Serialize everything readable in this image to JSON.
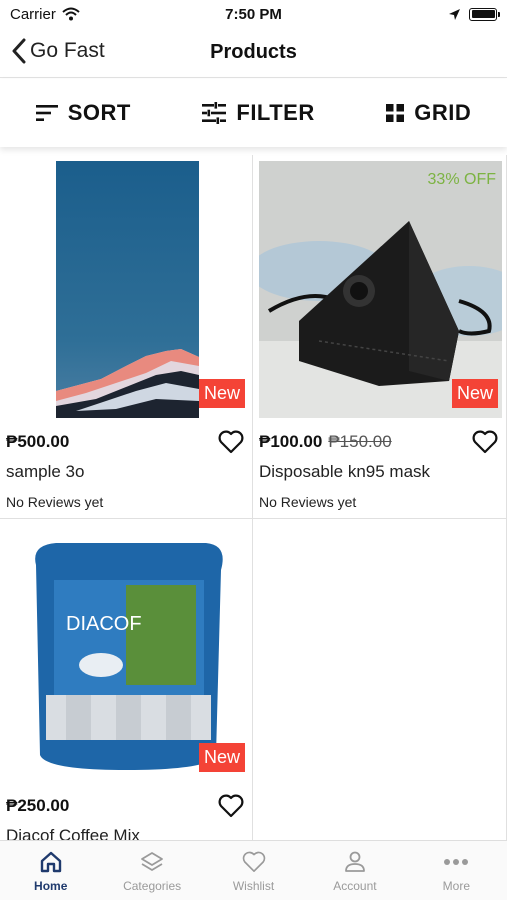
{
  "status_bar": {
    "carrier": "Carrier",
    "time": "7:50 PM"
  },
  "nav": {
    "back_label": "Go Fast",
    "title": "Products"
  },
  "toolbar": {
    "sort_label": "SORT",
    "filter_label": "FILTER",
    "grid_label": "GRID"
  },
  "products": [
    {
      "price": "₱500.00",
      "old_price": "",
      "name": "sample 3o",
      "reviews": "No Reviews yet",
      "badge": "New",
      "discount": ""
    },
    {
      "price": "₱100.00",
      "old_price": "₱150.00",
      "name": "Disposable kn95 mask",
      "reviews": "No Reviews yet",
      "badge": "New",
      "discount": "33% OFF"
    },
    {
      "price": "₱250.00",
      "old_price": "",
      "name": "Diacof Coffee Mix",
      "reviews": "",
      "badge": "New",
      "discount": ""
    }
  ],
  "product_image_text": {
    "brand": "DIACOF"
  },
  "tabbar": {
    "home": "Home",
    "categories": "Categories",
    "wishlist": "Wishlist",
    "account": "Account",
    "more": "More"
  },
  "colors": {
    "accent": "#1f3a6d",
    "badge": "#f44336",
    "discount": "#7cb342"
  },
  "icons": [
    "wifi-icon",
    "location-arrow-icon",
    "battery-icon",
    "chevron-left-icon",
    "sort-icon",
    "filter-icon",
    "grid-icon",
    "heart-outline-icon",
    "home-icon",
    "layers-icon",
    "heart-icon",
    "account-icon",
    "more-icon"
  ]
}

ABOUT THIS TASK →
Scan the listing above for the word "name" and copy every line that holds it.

YOUR RESPONSE →
      "name": "sample 3o",
      "name": "Disposable kn95 mask",
      "name": "Diacof Coffee Mix",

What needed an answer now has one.